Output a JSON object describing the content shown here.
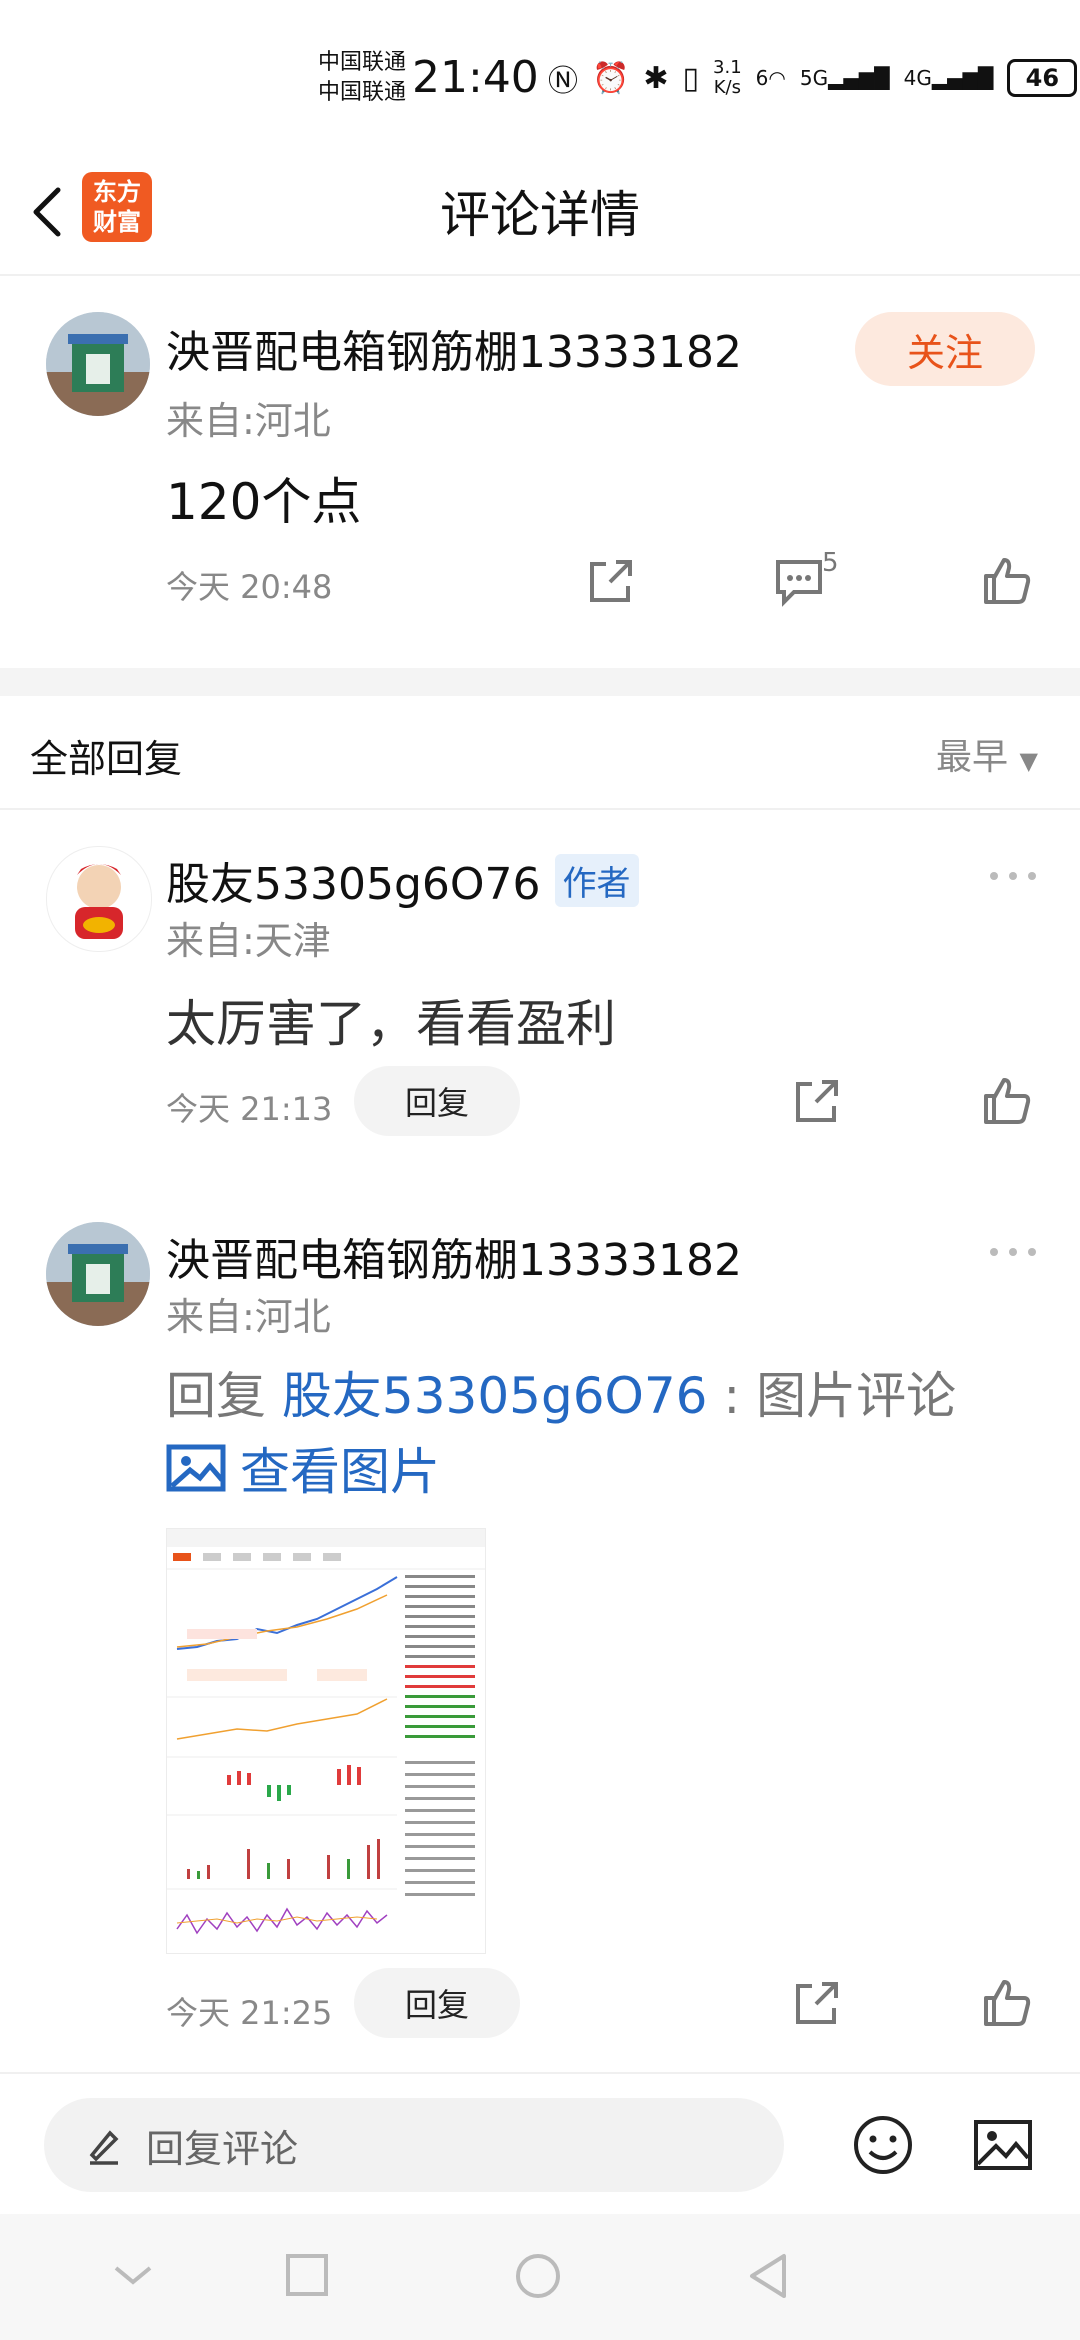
{
  "status_bar": {
    "carrier1": "中国联通",
    "carrier2": "中国联通",
    "time": "21:40",
    "net_speed_value": "3.1",
    "net_speed_unit": "K/s",
    "wifi_label": "6",
    "sig1": "5G",
    "sig2": "4G",
    "battery": "46"
  },
  "header": {
    "title": "评论详情",
    "logo_line1": "东方",
    "logo_line2": "财富"
  },
  "post": {
    "username": "泱晋配电箱钢筋棚13333182",
    "from": "来自:河北",
    "follow_label": "关注",
    "content": "120个点",
    "time": "今天 20:48",
    "comment_count": "5"
  },
  "replies_section": {
    "title": "全部回复",
    "sort": "最早"
  },
  "replies": [
    {
      "username": "股友53305g6O76",
      "tag": "作者",
      "from": "来自:天津",
      "content": "太厉害了，看看盈利",
      "time": "今天 21:13",
      "reply_label": "回复"
    },
    {
      "username": "泱晋配电箱钢筋棚13333182",
      "from": "来自:河北",
      "prefix": "回复",
      "mention": "股友53305g6O76",
      "suffix": " : 图片评论",
      "view_pic": "查看图片",
      "time": "今天 21:25",
      "reply_label": "回复"
    }
  ],
  "bottom_bar": {
    "placeholder": "回复评论"
  },
  "colors": {
    "accent": "#e8531a",
    "link": "#2468c2",
    "muted": "#888888"
  }
}
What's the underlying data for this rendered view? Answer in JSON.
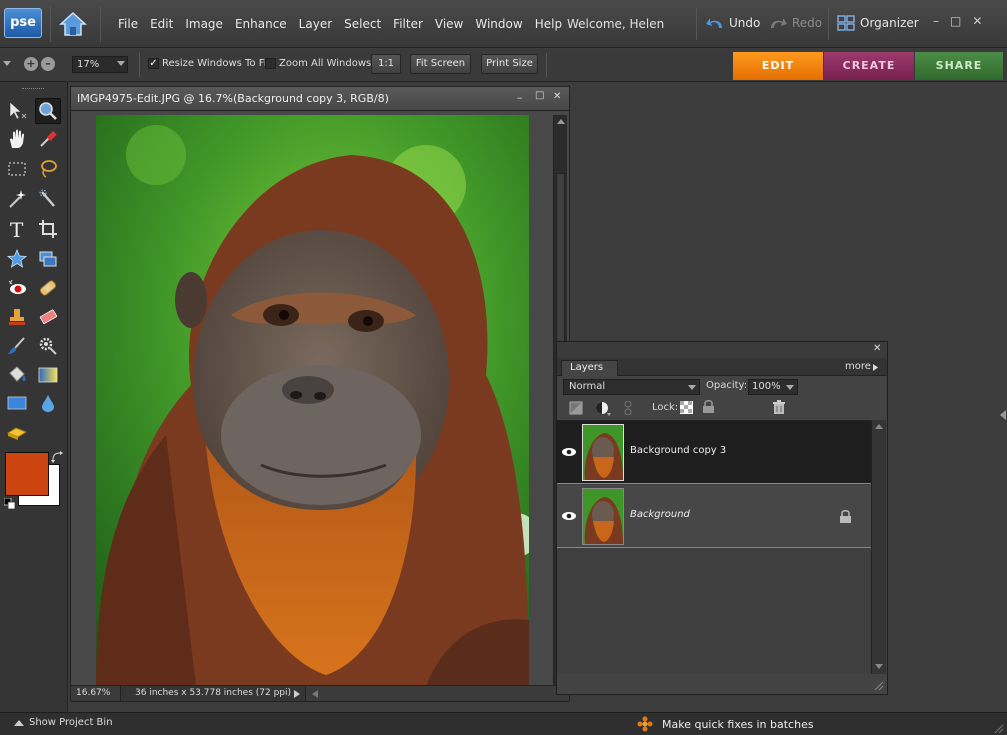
{
  "app": {
    "logo_text": "pse",
    "welcome": "Welcome, Helen"
  },
  "menu": [
    "File",
    "Edit",
    "Image",
    "Enhance",
    "Layer",
    "Select",
    "Filter",
    "View",
    "Window",
    "Help"
  ],
  "history": {
    "undo": "Undo",
    "redo": "Redo"
  },
  "organizer": "Organizer",
  "options": {
    "zoom": "17%",
    "resize_windows": "Resize Windows To Fit",
    "resize_checked": "✓",
    "zoom_all": "Zoom All Windows",
    "one_to_one": "1:1",
    "fit_screen": "Fit Screen",
    "print_size": "Print Size"
  },
  "modes": [
    {
      "label": "EDIT",
      "color": "#f07d00"
    },
    {
      "label": "CREATE",
      "color": "#8a2a5a"
    },
    {
      "label": "SHARE",
      "color": "#3d7a3a"
    }
  ],
  "colors": {
    "foreground": "#cc4410",
    "background": "#ffffff"
  },
  "document": {
    "title": "IMGP4975-Edit.JPG @ 16.7%(Background copy 3, RGB/8)",
    "zoom": "16.67%",
    "dimensions": "36 inches x 53.778 inches (72 ppi)"
  },
  "layers": {
    "tab": "Layers",
    "more": "more",
    "blend_mode": "Normal",
    "opacity_label": "Opacity:",
    "opacity": "100%",
    "lock_label": "Lock:",
    "items": [
      {
        "name": "Background copy 3",
        "selected": true
      },
      {
        "name": "Background",
        "locked": true
      }
    ]
  },
  "bottom": {
    "project_bin": "Show Project Bin",
    "tip": "Make quick fixes in batches"
  }
}
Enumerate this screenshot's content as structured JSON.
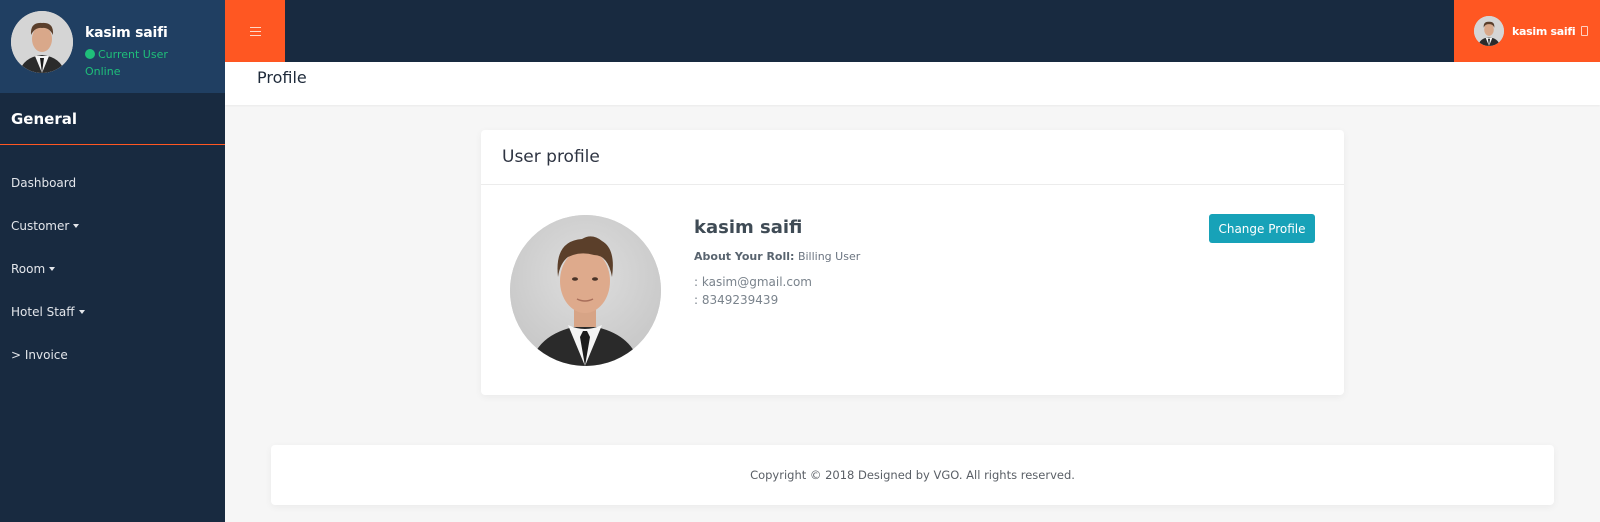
{
  "sidebar": {
    "user": {
      "name": "kasim saifi",
      "status_line1": "Current User",
      "status_line2": "Online",
      "status_color": "#1fbf7a"
    },
    "section_title": "General",
    "items": [
      {
        "label": "Dashboard",
        "has_caret": false,
        "prefix": ""
      },
      {
        "label": "Customer",
        "has_caret": true,
        "prefix": ""
      },
      {
        "label": "Room",
        "has_caret": true,
        "prefix": ""
      },
      {
        "label": "Hotel Staff",
        "has_caret": true,
        "prefix": ""
      },
      {
        "label": "Invoice",
        "has_caret": false,
        "prefix": "> "
      }
    ]
  },
  "topbar": {
    "menu_icon": "hamburger-icon",
    "user_name": "kasim saifi",
    "user_icon": "logout-icon",
    "accent_color": "#ff5722"
  },
  "page": {
    "title": "Profile"
  },
  "profile_card": {
    "title": "User profile",
    "name": "kasim saifi",
    "role_label": "About Your Roll:",
    "role_value": "Billing User",
    "email": ": kasim@gmail.com",
    "phone": ": 8349239439",
    "change_button": "Change Profile",
    "button_color": "#17a2b8"
  },
  "footer": {
    "text": "Copyright © 2018 Designed by VGO. All rights reserved."
  }
}
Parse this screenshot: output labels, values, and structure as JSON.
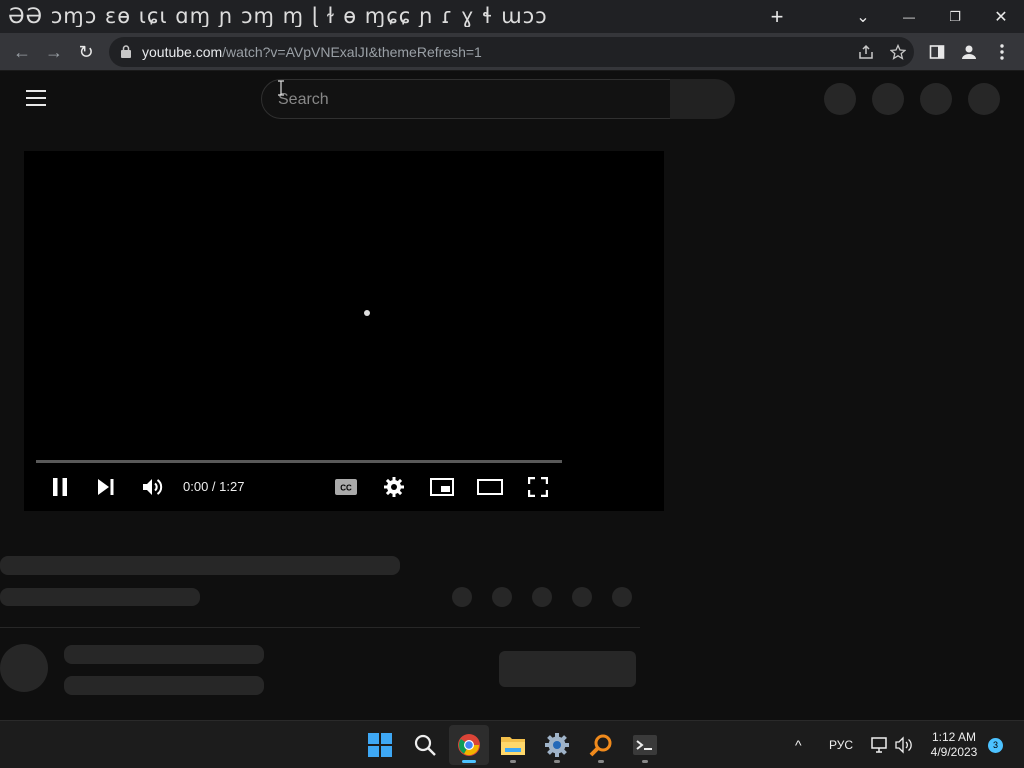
{
  "browser": {
    "tab_title": "ƏƏ ɔɱɔ ɛɵ ɩɕɩ ɑɱ ɲ ɔɱ ɱ ɭ ɫ ɵ ɱɕɕ ɲ ɾ ɣ ɬ ɯɔɔ",
    "new_tab_label": "+",
    "tab_search_label": "⌄",
    "minimize_label": "—",
    "restore_label": "❐",
    "close_label": "✕",
    "back_label": "←",
    "forward_label": "→",
    "reload_label": "↻",
    "url_host": "youtube.com",
    "url_path": "/watch?v=AVpVNExalJI&themeRefresh=1"
  },
  "youtube": {
    "search_placeholder": "Search",
    "player": {
      "time": "0:00 / 1:27",
      "progress": 0
    }
  },
  "taskbar": {
    "language": "РУС",
    "time": "1:12 AM",
    "date": "4/9/2023",
    "notification_count": "3",
    "tray_chevron": "^"
  },
  "colors": {
    "page_background": "#0f0f0f",
    "skeleton": "#272727",
    "player_background": "#000000",
    "notification_badge": "#4cc2ff"
  }
}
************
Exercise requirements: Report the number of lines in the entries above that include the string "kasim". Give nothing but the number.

Reply to the exercise: 4